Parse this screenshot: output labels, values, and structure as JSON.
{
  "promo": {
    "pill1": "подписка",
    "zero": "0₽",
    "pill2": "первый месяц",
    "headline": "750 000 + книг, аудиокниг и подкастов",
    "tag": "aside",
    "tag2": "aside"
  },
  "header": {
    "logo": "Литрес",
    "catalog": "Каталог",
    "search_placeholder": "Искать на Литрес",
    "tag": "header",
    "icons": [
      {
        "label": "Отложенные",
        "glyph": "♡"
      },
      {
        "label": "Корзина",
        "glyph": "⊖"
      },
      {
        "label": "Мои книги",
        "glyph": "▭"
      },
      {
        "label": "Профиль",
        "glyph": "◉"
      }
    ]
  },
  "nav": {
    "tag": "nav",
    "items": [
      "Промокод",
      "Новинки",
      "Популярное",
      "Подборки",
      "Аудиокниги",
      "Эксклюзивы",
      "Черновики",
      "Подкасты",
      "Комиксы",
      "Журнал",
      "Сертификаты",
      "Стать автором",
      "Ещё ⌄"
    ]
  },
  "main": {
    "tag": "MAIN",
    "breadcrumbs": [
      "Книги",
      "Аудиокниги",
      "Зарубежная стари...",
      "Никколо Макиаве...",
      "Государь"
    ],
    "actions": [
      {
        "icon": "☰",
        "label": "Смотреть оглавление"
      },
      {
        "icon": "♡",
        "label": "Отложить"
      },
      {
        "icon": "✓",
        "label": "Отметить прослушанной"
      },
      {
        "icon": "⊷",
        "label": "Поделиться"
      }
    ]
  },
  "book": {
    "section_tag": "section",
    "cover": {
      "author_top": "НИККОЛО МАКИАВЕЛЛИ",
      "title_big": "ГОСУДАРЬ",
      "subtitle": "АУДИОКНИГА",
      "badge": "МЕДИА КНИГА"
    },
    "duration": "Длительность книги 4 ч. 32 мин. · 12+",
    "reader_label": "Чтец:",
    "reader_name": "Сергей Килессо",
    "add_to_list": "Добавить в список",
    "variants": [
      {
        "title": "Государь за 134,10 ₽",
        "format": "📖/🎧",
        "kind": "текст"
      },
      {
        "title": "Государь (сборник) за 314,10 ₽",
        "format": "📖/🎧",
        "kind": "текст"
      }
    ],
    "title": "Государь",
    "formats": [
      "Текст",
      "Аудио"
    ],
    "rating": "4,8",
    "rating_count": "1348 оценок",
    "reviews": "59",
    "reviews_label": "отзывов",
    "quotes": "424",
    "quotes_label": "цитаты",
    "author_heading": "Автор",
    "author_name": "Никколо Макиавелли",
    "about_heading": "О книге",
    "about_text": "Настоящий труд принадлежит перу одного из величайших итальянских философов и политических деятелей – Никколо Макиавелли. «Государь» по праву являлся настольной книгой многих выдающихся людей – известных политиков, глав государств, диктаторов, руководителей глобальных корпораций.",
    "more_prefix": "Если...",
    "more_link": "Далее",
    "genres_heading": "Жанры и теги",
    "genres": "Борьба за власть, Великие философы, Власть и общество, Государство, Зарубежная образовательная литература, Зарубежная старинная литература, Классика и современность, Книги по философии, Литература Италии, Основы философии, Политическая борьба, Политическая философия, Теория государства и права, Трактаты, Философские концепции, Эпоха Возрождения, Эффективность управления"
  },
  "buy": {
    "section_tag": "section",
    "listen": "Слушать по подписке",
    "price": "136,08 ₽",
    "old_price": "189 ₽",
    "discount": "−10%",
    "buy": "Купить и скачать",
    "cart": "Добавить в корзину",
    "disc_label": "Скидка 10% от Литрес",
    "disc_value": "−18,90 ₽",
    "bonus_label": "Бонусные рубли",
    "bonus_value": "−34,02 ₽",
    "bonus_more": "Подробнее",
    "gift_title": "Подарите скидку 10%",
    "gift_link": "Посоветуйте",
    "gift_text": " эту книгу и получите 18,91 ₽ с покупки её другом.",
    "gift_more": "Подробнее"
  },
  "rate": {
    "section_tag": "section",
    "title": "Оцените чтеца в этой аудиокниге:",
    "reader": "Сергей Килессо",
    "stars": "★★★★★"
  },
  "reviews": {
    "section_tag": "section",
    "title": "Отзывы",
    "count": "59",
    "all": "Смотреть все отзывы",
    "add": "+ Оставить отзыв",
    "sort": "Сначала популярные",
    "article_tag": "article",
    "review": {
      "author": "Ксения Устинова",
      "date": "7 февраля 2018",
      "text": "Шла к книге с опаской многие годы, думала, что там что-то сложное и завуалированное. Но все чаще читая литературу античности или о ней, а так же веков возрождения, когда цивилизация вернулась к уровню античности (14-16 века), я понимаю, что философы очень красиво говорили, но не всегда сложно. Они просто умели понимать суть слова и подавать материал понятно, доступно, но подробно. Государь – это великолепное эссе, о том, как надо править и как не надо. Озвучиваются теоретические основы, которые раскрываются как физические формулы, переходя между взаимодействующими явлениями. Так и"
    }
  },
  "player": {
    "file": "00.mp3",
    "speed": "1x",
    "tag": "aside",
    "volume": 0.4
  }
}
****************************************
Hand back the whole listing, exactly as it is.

→ Answer box
Parse this screenshot: output labels, values, and structure as JSON.
{
  "promo": {
    "pill1": "подписка",
    "zero": "0₽",
    "pill2": "первый месяц",
    "headline": "750 000 + книг, аудиокниг и подкастов",
    "tag": "aside",
    "tag2": "aside"
  },
  "header": {
    "logo": "Литрес",
    "catalog": "Каталог",
    "search_placeholder": "Искать на Литрес",
    "tag": "header",
    "icons": [
      {
        "label": "Отложенные",
        "glyph": "♡"
      },
      {
        "label": "Корзина",
        "glyph": "⊖"
      },
      {
        "label": "Мои книги",
        "glyph": "▭"
      },
      {
        "label": "Профиль",
        "glyph": "◉"
      }
    ]
  },
  "nav": {
    "tag": "nav",
    "items": [
      "Промокод",
      "Новинки",
      "Популярное",
      "Подборки",
      "Аудиокниги",
      "Эксклюзивы",
      "Черновики",
      "Подкасты",
      "Комиксы",
      "Журнал",
      "Сертификаты",
      "Стать автором",
      "Ещё ⌄"
    ]
  },
  "main": {
    "tag": "MAIN",
    "breadcrumbs": [
      "Книги",
      "Аудиокниги",
      "Зарубежная стари...",
      "Никколо Макиаве...",
      "Государь"
    ],
    "actions": [
      {
        "icon": "☰",
        "label": "Смотреть оглавление"
      },
      {
        "icon": "♡",
        "label": "Отложить"
      },
      {
        "icon": "✓",
        "label": "Отметить прослушанной"
      },
      {
        "icon": "⊷",
        "label": "Поделиться"
      }
    ]
  },
  "book": {
    "section_tag": "section",
    "cover": {
      "author_top": "НИККОЛО МАКИАВЕЛЛИ",
      "title_big": "ГОСУДАРЬ",
      "subtitle": "АУДИОКНИГА",
      "badge": "МЕДИА КНИГА"
    },
    "duration": "Длительность книги 4 ч. 32 мин. · 12+",
    "reader_label": "Чтец:",
    "reader_name": "Сергей Килессо",
    "add_to_list": "Добавить в список",
    "variants": [
      {
        "title": "Государь за 134,10 ₽",
        "format": "📖/🎧",
        "kind": "текст"
      },
      {
        "title": "Государь (сборник) за 314,10 ₽",
        "format": "📖/🎧",
        "kind": "текст"
      }
    ],
    "title": "Государь",
    "formats": [
      "Текст",
      "Аудио"
    ],
    "rating": "4,8",
    "rating_count": "1348 оценок",
    "reviews": "59",
    "reviews_label": "отзывов",
    "quotes": "424",
    "quotes_label": "цитаты",
    "author_heading": "Автор",
    "author_name": "Никколо Макиавелли",
    "about_heading": "О книге",
    "about_text": "Настоящий труд принадлежит перу одного из величайших итальянских философов и политических деятелей – Никколо Макиавелли. «Государь» по праву являлся настольной книгой многих выдающихся людей – известных политиков, глав государств, диктаторов, руководителей глобальных корпораций.",
    "more_prefix": "Если...",
    "more_link": "Далее",
    "genres_heading": "Жанры и теги",
    "genres": "Борьба за власть, Великие философы, Власть и общество, Государство, Зарубежная образовательная литература, Зарубежная старинная литература, Классика и современность, Книги по философии, Литература Италии, Основы философии, Политическая борьба, Политическая философия, Теория государства и права, Трактаты, Философские концепции, Эпоха Возрождения, Эффективность управления"
  },
  "buy": {
    "section_tag": "section",
    "listen": "Слушать по подписке",
    "price": "136,08 ₽",
    "old_price": "189 ₽",
    "discount": "−10%",
    "buy": "Купить и скачать",
    "cart": "Добавить в корзину",
    "disc_label": "Скидка 10% от Литрес",
    "disc_value": "−18,90 ₽",
    "bonus_label": "Бонусные рубли",
    "bonus_value": "−34,02 ₽",
    "bonus_more": "Подробнее",
    "gift_title": "Подарите скидку 10%",
    "gift_link": "Посоветуйте",
    "gift_text": " эту книгу и получите 18,91 ₽ с покупки её другом.",
    "gift_more": "Подробнее"
  },
  "rate": {
    "section_tag": "section",
    "title": "Оцените чтеца в этой аудиокниге:",
    "reader": "Сергей Килессо",
    "stars": "★★★★★"
  },
  "reviews": {
    "section_tag": "section",
    "title": "Отзывы",
    "count": "59",
    "all": "Смотреть все отзывы",
    "add": "+ Оставить отзыв",
    "sort": "Сначала популярные",
    "article_tag": "article",
    "review": {
      "author": "Ксения Устинова",
      "date": "7 февраля 2018",
      "text": "Шла к книге с опаской многие годы, думала, что там что-то сложное и завуалированное. Но все чаще читая литературу античности или о ней, а так же веков возрождения, когда цивилизация вернулась к уровню античности (14-16 века), я понимаю, что философы очень красиво говорили, но не всегда сложно. Они просто умели понимать суть слова и подавать материал понятно, доступно, но подробно. Государь – это великолепное эссе, о том, как надо править и как не надо. Озвучиваются теоретические основы, которые раскрываются как физические формулы, переходя между взаимодействующими явлениями. Так и"
    }
  },
  "player": {
    "file": "00.mp3",
    "speed": "1x",
    "tag": "aside",
    "volume": 0.4
  }
}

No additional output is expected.